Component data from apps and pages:
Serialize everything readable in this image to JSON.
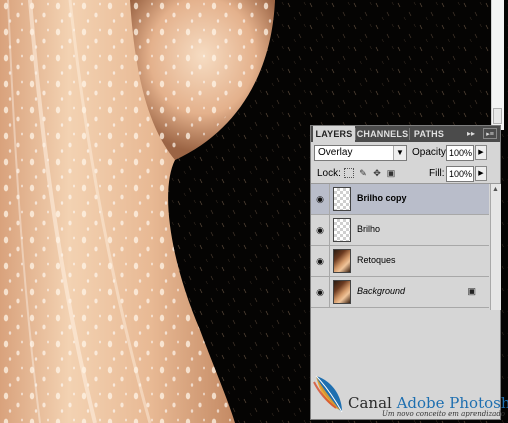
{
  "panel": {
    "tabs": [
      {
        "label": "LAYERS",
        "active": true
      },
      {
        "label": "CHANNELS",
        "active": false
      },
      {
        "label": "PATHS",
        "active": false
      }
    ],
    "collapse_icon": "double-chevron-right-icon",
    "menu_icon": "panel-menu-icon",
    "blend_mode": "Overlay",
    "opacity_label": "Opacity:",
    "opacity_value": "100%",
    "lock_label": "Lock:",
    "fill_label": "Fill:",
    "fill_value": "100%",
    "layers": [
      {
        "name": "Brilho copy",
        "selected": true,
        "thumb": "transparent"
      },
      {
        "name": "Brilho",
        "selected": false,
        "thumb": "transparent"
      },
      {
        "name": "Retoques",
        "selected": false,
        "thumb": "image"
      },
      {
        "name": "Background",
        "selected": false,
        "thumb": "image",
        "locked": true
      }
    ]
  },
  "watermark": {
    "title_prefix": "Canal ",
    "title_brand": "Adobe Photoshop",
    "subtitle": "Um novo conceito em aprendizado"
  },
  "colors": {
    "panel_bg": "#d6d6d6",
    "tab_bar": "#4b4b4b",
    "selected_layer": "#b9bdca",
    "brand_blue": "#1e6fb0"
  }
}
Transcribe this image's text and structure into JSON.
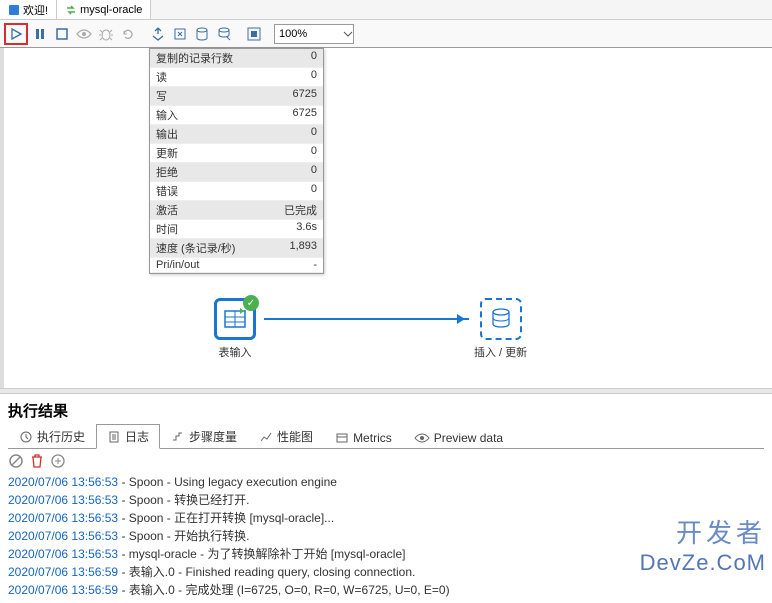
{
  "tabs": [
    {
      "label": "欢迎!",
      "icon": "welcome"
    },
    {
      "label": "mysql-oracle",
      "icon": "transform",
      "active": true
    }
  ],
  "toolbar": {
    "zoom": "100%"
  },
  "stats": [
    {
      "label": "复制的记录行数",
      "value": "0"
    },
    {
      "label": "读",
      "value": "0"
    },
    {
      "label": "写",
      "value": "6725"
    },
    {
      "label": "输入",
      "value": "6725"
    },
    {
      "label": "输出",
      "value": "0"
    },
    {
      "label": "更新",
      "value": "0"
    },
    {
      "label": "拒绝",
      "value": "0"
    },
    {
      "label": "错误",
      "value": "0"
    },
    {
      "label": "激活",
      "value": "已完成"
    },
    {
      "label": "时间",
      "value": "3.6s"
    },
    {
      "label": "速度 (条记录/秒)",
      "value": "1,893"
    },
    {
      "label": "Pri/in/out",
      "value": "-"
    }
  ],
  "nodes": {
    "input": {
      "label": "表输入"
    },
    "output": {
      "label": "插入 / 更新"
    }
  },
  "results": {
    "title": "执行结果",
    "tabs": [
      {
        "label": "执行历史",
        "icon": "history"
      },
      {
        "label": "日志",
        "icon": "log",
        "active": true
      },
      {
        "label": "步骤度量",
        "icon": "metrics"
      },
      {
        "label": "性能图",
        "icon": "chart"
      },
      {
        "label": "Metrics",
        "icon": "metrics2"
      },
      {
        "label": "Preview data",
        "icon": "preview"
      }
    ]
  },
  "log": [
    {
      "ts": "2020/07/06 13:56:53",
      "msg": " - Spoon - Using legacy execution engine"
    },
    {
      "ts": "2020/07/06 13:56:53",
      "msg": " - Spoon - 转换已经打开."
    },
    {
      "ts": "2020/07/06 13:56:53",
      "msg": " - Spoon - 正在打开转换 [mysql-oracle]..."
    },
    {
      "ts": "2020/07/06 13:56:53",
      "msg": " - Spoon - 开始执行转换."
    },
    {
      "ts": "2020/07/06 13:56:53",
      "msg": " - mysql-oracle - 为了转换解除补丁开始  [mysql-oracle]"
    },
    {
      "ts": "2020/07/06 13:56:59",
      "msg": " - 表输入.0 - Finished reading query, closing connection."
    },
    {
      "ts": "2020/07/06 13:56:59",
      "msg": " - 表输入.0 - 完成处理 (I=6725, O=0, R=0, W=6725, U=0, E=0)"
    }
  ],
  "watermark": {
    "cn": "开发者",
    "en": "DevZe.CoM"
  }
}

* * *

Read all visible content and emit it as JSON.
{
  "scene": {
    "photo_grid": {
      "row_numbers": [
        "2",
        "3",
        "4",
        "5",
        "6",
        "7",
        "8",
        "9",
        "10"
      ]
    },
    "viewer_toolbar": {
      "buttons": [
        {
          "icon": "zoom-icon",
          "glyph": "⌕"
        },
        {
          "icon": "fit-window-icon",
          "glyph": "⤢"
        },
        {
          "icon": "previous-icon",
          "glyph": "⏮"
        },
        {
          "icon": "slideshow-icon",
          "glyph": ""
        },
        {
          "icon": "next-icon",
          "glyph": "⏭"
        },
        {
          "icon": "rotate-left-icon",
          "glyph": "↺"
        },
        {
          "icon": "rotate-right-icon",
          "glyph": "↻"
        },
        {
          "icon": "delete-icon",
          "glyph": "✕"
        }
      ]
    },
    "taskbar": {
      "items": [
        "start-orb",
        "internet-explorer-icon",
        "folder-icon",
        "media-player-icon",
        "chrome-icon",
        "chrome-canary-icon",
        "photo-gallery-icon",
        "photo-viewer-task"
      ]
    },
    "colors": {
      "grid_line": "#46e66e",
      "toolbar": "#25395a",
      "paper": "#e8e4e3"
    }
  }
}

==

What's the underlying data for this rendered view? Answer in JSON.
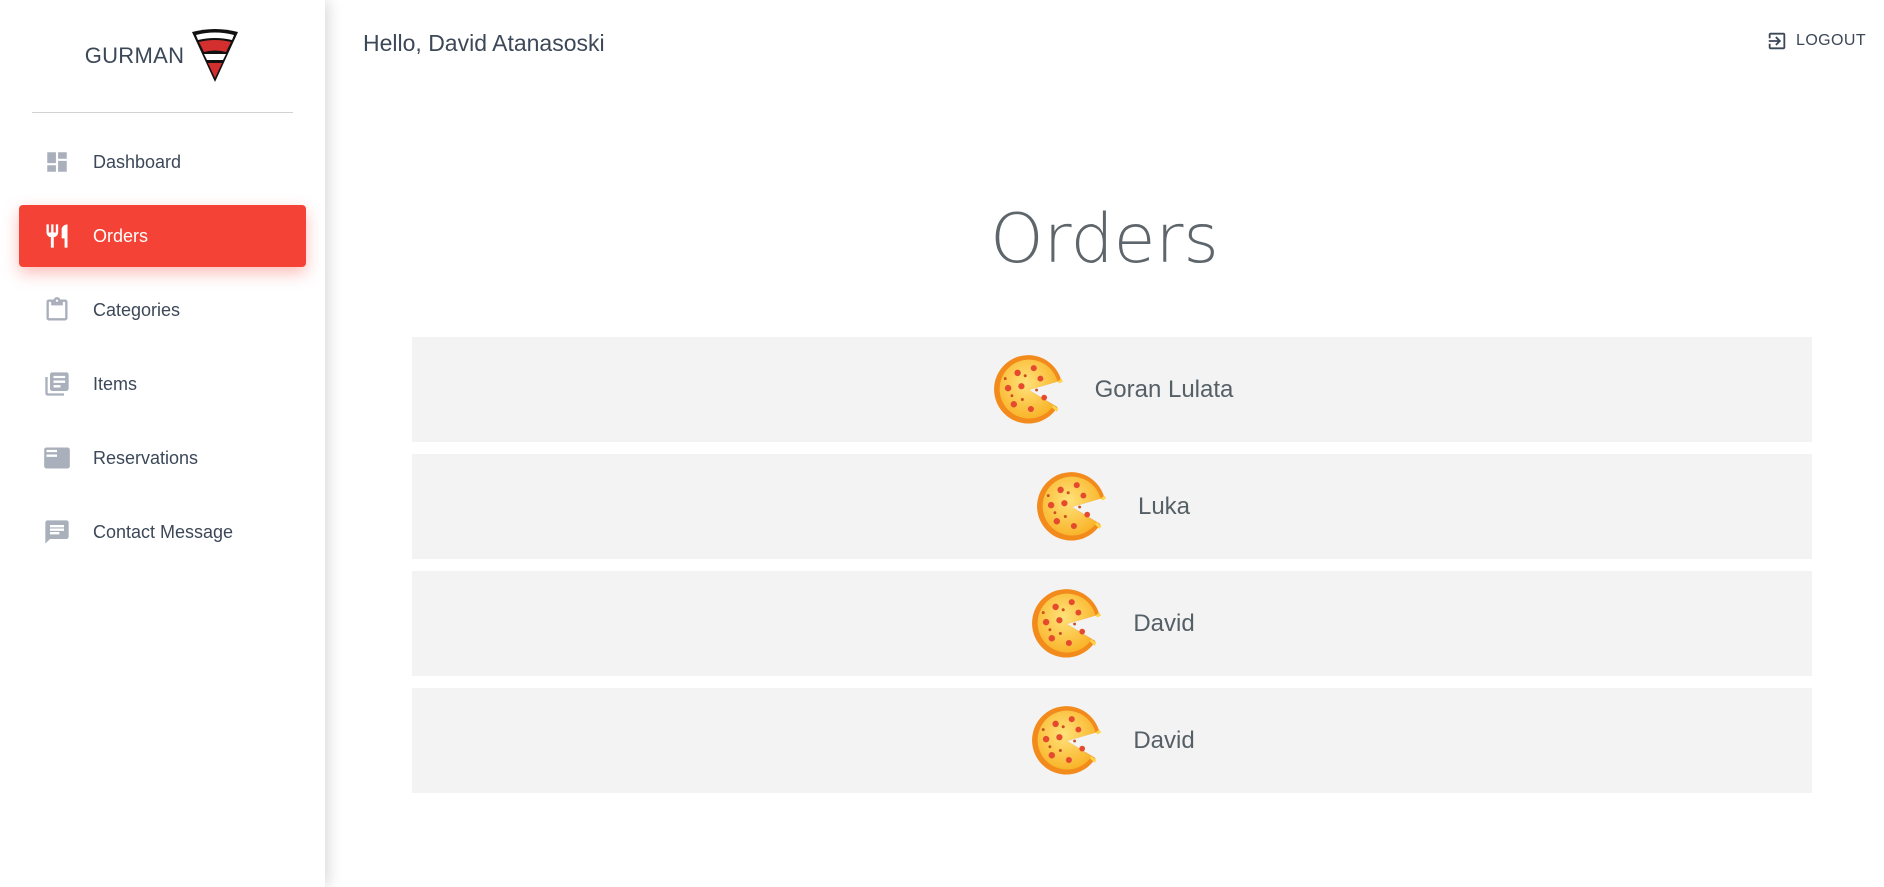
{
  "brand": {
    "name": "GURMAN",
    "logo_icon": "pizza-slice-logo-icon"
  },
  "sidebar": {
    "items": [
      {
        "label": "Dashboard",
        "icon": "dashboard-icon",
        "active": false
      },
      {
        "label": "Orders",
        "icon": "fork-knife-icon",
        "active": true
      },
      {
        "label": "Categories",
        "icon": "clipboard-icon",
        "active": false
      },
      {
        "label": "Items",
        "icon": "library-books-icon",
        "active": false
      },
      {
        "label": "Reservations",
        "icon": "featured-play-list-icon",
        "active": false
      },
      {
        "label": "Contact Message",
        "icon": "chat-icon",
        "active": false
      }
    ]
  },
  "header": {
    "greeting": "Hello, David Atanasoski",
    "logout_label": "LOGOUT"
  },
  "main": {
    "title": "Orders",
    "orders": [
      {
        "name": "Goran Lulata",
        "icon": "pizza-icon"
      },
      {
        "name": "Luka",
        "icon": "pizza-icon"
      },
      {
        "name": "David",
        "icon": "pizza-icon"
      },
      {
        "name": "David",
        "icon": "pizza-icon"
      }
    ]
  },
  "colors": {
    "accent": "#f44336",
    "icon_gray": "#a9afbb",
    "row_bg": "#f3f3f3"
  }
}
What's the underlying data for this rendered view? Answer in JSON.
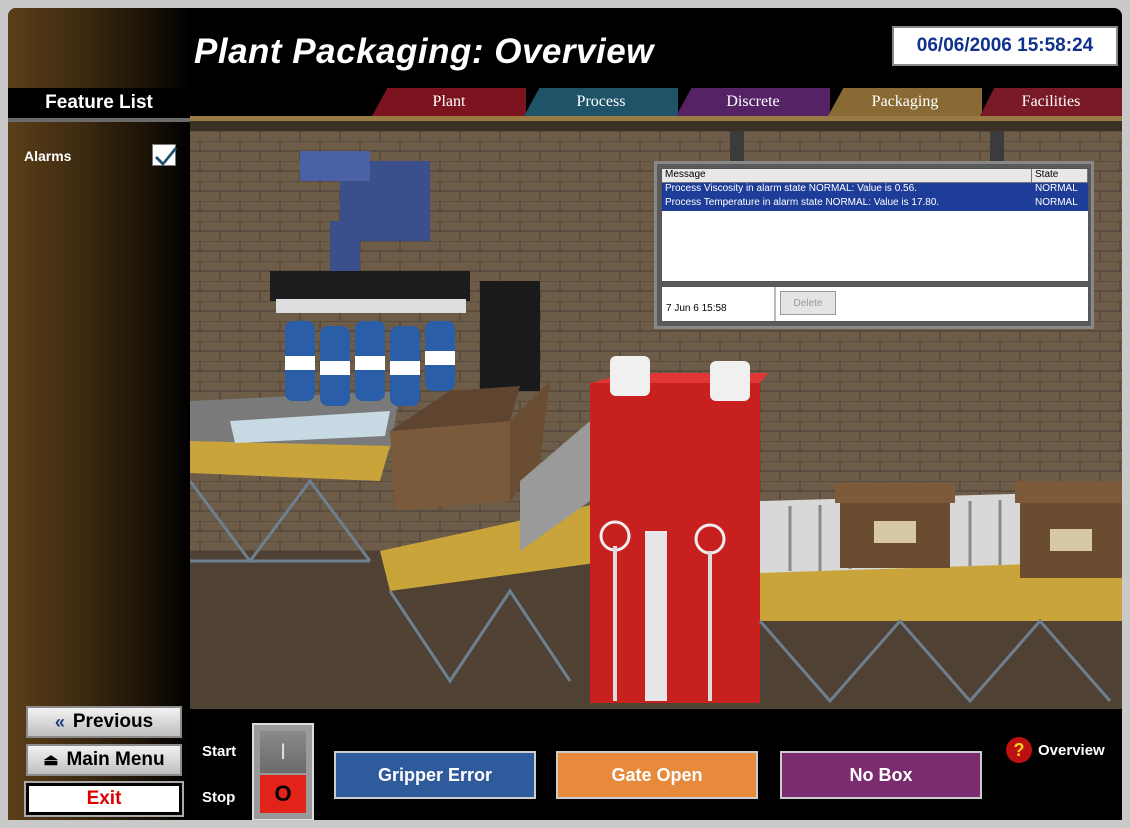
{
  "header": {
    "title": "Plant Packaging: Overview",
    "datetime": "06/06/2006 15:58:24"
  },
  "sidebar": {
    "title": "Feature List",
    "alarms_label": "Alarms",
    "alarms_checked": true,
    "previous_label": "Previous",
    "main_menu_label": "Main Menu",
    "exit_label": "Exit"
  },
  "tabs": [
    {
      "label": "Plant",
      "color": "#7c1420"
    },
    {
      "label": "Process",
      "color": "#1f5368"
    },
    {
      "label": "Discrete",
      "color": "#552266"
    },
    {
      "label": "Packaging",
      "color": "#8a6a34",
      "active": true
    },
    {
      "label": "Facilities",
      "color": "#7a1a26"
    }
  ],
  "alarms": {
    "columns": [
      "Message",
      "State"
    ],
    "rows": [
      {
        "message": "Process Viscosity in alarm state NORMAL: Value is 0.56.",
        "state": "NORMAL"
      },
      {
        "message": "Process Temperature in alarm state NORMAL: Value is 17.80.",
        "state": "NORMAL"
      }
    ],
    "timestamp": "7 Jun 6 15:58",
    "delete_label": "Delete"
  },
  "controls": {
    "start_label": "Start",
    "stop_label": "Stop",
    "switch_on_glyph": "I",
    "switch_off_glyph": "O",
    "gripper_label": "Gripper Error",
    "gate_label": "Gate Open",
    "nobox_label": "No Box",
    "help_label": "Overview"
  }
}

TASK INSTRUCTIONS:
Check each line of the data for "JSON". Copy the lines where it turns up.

ANSWER BOX:
Serialize everything readable in this image to JSON.
Transcribe this image's text and structure into JSON.
Read all visible content and emit it as JSON.
What's the underlying data for this rendered view? Answer in JSON.
What's the underlying data for this rendered view? Answer in JSON.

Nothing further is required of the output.